THE DATA
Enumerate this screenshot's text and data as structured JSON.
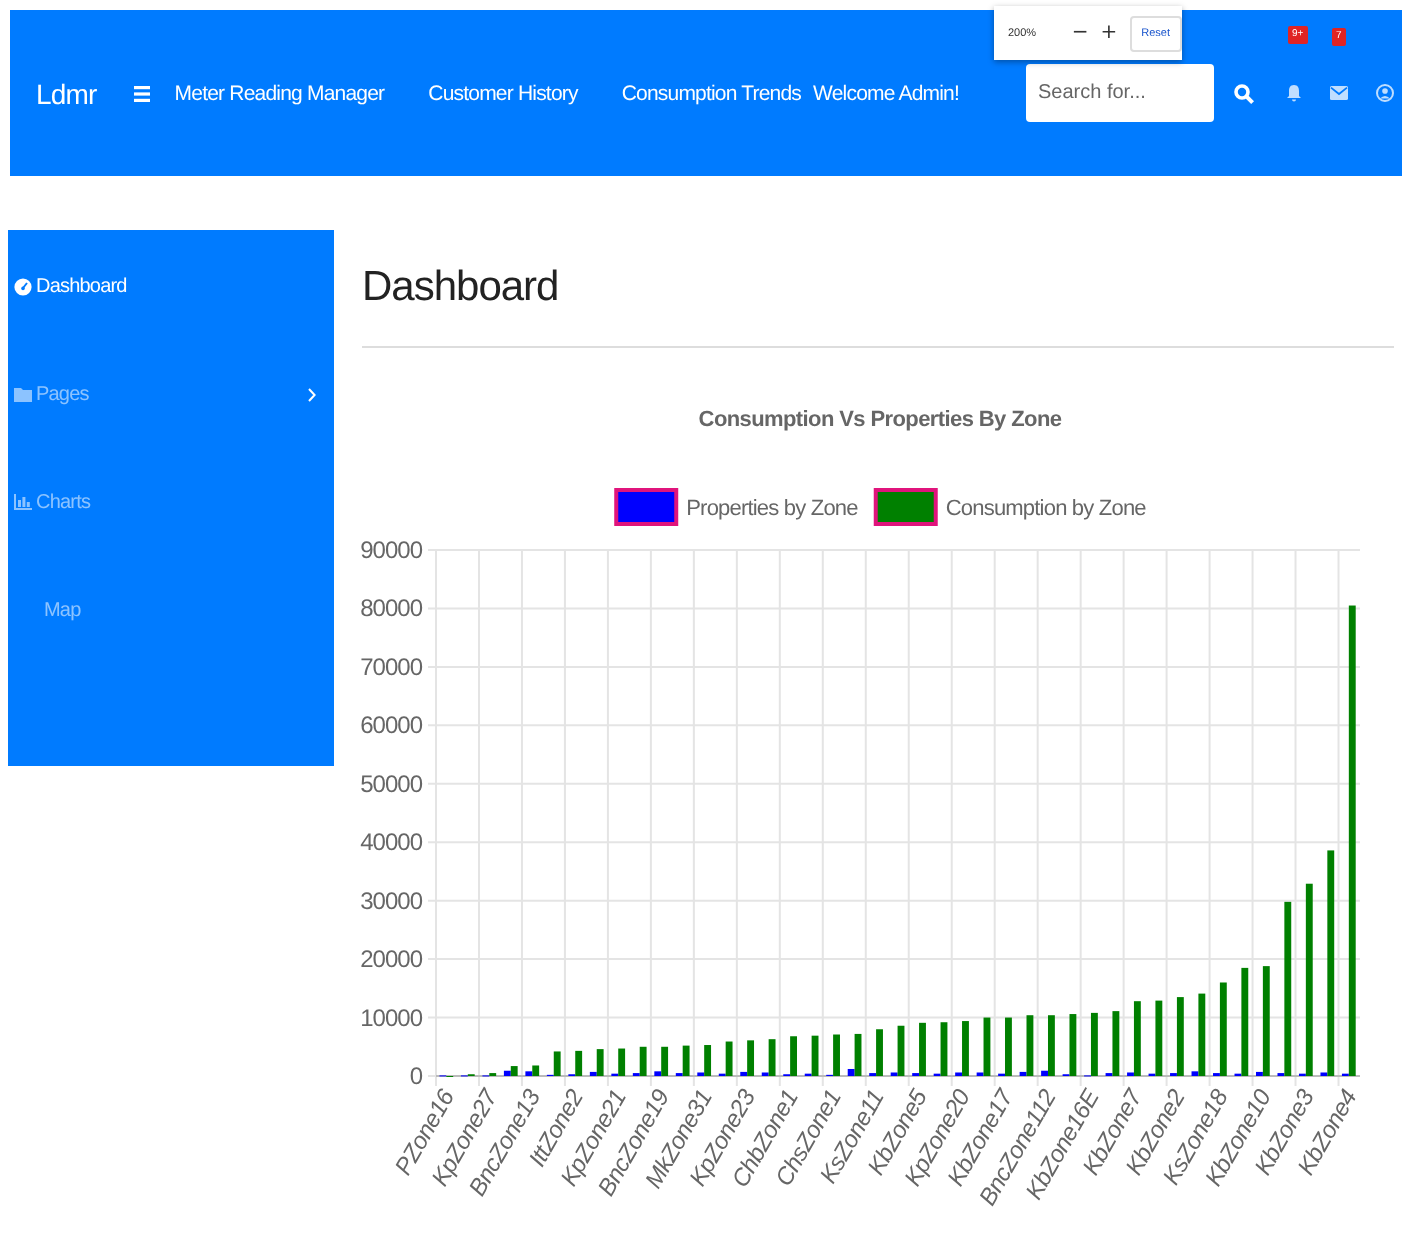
{
  "navbar": {
    "brand": "Ldmr",
    "links": [
      {
        "label": "Meter Reading Manager"
      },
      {
        "label": "Customer History"
      },
      {
        "label": "Consumption Trends"
      },
      {
        "label": "Welcome Admin!"
      }
    ],
    "search": {
      "placeholder": "Search for..."
    },
    "alerts_badge": "9+",
    "messages_badge": "7"
  },
  "zoom_widget": {
    "level": "200%",
    "minus": "−",
    "plus": "+",
    "reset": "Reset"
  },
  "sidebar": {
    "items": [
      {
        "label": "Dashboard",
        "selected": true,
        "submenu": false
      },
      {
        "label": "Pages",
        "selected": false,
        "submenu": true
      },
      {
        "label": "Charts",
        "selected": false,
        "submenu": false
      },
      {
        "label": "Map",
        "selected": false,
        "submenu": false
      }
    ]
  },
  "page": {
    "title": "Dashboard",
    "chart_data": {
      "type": "bar",
      "title": "Consumption Vs Properties By Zone",
      "categories": [
        "PZone16",
        null,
        "KpZone27",
        null,
        "BncZone13",
        null,
        "IttZone2",
        null,
        "KpZone21",
        null,
        "BncZone19",
        null,
        "MkZone31",
        null,
        "KpZone23",
        null,
        "ChbZone1",
        null,
        "ChsZone1",
        null,
        "KsZone11",
        null,
        "KbZone5",
        null,
        "KpZone20",
        null,
        "KbZone17",
        null,
        "BncZone112",
        null,
        "KbZone16E",
        null,
        "KbZone7",
        null,
        "KbZone2",
        null,
        "KsZone18",
        null,
        "KbZone10",
        null,
        "KbZone3",
        null,
        "KbZone4"
      ],
      "legend": "top",
      "grid": true,
      "ylim": [
        0,
        90000
      ],
      "yticks": [
        0,
        10000,
        20000,
        30000,
        40000,
        50000,
        60000,
        70000,
        80000,
        90000
      ],
      "series": [
        {
          "name": "Properties by Zone",
          "color": "#0000ff",
          "values": [
            100,
            100,
            100,
            900,
            800,
            200,
            300,
            700,
            400,
            500,
            800,
            500,
            600,
            400,
            700,
            600,
            300,
            400,
            200,
            1200,
            500,
            600,
            500,
            400,
            600,
            600,
            400,
            700,
            900,
            300,
            100,
            500,
            600,
            400,
            500,
            800,
            500,
            400,
            700,
            500,
            400,
            600,
            400
          ]
        },
        {
          "name": "Consumption by Zone",
          "color": "#008000",
          "values": [
            0,
            300,
            500,
            1700,
            1800,
            4200,
            4300,
            4600,
            4700,
            5000,
            5000,
            5200,
            5300,
            5900,
            6100,
            6300,
            6800,
            6900,
            7100,
            7200,
            8000,
            8600,
            9100,
            9200,
            9400,
            10000,
            10000,
            10400,
            10400,
            10600,
            10800,
            11100,
            12800,
            12900,
            13500,
            14100,
            16000,
            18500,
            18800,
            29800,
            32900,
            38600,
            80500
          ]
        }
      ]
    }
  }
}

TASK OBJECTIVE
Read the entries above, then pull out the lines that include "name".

WRITTEN RESPONSE
          "name": "Properties by Zone",
          "name": "Consumption by Zone",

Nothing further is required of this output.